◆ What you need to do
When a line in the listing below contains the word "true", return a copy of that line.
[Data — start]
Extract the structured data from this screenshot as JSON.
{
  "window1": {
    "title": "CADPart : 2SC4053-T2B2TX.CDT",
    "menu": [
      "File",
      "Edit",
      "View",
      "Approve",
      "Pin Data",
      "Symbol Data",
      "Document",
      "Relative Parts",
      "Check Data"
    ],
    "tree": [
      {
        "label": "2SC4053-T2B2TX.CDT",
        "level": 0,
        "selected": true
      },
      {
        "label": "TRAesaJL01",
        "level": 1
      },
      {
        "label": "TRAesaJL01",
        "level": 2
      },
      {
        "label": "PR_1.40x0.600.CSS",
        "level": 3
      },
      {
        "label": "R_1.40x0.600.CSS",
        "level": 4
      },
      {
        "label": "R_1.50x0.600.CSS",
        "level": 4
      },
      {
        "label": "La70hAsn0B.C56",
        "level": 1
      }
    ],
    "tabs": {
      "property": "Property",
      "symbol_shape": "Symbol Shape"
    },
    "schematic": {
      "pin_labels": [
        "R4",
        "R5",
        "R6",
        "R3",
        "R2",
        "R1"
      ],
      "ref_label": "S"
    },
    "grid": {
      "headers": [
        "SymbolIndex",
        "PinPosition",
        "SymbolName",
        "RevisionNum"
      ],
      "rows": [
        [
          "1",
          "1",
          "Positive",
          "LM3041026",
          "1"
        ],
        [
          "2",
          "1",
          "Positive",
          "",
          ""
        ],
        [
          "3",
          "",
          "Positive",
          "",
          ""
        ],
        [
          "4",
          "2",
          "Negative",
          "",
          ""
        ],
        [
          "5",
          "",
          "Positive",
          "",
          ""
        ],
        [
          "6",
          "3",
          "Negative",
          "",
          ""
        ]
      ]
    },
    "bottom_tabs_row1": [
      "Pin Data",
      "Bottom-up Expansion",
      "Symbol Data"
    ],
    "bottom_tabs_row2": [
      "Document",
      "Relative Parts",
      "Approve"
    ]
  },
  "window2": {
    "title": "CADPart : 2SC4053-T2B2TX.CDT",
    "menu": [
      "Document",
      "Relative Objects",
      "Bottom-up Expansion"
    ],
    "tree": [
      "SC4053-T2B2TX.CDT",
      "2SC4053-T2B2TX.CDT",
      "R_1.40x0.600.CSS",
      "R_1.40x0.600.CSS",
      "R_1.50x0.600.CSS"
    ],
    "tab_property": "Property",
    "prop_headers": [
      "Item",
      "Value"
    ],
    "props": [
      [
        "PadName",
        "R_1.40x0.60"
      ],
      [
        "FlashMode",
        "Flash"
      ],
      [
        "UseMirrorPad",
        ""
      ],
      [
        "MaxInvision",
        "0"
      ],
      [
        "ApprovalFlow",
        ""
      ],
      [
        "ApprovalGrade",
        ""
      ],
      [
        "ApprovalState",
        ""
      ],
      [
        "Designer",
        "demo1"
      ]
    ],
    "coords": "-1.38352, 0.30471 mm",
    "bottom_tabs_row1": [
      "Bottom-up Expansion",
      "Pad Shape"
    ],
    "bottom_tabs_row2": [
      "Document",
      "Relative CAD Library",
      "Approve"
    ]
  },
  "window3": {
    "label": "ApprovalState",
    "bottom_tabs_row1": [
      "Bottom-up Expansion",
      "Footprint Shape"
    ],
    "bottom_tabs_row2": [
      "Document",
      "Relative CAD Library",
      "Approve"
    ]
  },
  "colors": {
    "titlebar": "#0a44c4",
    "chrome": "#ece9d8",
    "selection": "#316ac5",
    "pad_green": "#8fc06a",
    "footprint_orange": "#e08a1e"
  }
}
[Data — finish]
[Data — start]
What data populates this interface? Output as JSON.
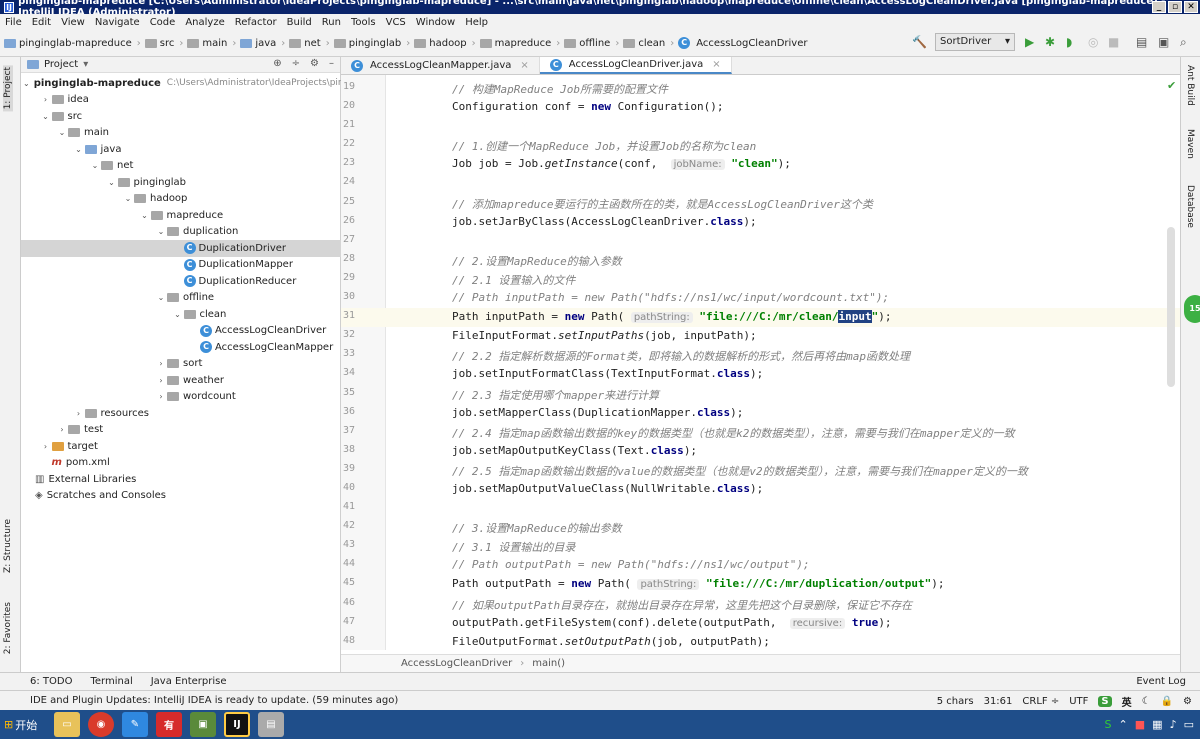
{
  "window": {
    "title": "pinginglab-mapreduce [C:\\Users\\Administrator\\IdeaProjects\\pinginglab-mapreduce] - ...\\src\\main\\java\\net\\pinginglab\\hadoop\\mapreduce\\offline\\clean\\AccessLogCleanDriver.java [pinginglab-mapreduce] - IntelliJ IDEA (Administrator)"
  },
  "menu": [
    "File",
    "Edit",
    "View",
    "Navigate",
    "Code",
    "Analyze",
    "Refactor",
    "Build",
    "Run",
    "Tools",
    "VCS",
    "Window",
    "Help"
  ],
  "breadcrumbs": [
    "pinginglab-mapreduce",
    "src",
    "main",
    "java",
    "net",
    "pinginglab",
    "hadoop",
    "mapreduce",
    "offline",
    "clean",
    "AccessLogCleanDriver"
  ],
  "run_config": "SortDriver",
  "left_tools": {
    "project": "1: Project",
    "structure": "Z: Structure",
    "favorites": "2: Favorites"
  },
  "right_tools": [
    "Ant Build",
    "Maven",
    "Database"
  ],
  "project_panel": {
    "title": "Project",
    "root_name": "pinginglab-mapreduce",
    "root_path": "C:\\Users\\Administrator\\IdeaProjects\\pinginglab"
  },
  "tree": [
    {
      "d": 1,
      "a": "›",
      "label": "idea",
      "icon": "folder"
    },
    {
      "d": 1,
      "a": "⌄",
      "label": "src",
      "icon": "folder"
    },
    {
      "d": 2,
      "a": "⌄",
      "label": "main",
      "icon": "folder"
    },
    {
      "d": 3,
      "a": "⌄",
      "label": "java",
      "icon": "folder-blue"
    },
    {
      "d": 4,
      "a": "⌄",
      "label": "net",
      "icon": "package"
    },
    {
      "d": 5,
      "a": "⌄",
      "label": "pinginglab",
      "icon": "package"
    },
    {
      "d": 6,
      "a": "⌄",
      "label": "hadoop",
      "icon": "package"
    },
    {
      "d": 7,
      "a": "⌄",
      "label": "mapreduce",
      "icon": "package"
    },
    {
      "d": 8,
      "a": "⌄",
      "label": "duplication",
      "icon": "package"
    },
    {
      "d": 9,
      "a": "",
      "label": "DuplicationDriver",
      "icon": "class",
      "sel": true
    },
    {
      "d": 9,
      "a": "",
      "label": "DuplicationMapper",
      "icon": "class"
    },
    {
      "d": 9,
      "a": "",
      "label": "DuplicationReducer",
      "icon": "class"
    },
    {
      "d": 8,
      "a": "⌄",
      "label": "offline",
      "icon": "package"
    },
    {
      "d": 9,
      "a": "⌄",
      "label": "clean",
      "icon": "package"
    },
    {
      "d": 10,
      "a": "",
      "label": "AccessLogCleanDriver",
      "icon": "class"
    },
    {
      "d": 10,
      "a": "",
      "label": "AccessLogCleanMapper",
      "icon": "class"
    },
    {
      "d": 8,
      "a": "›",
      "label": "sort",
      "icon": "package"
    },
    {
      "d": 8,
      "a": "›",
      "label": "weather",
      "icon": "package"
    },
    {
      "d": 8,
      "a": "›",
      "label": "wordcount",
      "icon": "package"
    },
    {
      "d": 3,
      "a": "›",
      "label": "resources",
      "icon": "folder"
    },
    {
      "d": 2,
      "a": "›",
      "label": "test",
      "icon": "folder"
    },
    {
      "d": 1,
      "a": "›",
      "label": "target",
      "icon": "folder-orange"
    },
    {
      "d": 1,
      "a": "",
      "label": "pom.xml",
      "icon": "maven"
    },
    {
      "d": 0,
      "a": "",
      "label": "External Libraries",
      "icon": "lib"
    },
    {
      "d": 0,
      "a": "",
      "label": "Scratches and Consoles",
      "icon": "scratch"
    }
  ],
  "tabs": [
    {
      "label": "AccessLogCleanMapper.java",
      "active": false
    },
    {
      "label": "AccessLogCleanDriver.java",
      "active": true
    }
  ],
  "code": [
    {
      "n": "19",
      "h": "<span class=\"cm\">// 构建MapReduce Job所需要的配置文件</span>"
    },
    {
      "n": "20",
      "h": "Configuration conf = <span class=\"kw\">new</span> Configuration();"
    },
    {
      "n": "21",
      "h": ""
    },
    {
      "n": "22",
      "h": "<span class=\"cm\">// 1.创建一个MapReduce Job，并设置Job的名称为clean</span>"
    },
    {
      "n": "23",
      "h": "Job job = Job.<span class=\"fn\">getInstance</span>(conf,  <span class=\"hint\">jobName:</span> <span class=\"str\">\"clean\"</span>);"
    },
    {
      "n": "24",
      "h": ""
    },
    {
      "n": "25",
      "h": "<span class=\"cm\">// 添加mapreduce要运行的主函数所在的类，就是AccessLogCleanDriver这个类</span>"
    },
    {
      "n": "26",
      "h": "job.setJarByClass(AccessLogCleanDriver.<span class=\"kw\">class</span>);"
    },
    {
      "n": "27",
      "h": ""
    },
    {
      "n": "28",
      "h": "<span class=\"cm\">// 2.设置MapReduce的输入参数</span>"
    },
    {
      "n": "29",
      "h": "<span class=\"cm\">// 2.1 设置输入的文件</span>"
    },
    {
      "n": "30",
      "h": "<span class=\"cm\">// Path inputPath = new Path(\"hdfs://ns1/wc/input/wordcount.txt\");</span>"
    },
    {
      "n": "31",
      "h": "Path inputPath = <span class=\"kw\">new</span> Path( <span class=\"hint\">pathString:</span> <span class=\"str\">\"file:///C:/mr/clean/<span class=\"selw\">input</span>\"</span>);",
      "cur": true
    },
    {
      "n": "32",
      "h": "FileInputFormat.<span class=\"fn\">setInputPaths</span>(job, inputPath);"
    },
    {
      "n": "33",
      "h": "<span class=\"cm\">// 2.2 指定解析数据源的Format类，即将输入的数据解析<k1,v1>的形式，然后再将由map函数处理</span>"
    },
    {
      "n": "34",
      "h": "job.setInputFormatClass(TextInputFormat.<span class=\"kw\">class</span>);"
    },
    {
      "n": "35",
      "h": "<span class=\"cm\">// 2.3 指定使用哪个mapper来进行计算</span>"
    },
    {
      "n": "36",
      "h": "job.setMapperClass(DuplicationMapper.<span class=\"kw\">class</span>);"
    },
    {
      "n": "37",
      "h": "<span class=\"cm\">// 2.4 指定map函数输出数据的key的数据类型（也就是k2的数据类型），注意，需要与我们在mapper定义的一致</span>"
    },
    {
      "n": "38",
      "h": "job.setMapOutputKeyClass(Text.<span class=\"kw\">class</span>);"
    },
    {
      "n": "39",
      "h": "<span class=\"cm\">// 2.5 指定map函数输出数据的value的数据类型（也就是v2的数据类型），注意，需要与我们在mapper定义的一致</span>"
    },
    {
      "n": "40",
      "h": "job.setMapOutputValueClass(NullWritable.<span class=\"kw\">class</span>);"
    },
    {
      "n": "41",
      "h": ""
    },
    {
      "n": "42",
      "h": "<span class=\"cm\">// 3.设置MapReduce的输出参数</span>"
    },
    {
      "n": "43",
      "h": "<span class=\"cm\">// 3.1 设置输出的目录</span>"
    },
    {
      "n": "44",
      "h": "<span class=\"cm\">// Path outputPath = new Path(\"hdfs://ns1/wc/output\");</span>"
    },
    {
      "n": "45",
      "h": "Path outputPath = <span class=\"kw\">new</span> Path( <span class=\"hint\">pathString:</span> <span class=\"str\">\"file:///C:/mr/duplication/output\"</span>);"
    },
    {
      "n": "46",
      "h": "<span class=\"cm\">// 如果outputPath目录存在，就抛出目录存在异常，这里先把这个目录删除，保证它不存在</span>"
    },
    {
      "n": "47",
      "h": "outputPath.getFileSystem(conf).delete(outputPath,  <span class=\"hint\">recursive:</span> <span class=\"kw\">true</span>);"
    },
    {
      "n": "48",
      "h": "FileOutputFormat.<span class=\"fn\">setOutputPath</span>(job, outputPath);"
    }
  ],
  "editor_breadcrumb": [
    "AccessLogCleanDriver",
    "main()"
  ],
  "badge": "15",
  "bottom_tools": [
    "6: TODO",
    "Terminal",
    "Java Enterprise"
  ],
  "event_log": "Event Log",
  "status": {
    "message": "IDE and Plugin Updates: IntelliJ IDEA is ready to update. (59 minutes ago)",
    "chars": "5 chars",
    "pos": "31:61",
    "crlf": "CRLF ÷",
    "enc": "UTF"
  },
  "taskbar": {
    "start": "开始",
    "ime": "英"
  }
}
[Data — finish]
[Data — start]
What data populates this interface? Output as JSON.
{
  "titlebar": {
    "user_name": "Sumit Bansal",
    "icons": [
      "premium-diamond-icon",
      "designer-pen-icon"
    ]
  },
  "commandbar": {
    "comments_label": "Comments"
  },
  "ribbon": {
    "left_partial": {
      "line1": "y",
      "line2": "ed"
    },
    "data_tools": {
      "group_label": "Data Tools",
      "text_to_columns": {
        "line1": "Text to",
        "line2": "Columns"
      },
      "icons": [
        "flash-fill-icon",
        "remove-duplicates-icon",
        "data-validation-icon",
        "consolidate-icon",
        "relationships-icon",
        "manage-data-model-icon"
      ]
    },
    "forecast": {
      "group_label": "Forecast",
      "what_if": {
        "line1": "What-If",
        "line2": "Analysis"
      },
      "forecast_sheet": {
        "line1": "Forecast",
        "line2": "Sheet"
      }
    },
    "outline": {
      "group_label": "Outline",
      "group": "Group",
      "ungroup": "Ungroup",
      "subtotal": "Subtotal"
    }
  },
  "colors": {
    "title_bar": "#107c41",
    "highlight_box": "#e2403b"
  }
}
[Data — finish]
◆ Solution to this task
        "selected": true
      "sel": true
      "active": true
      "cur": true
      "h": "outputPath.getFileSystem(conf).delete(outputPath,  <span class=\"hint\">recursive:</span> <span class=\"kw\">true</span>);"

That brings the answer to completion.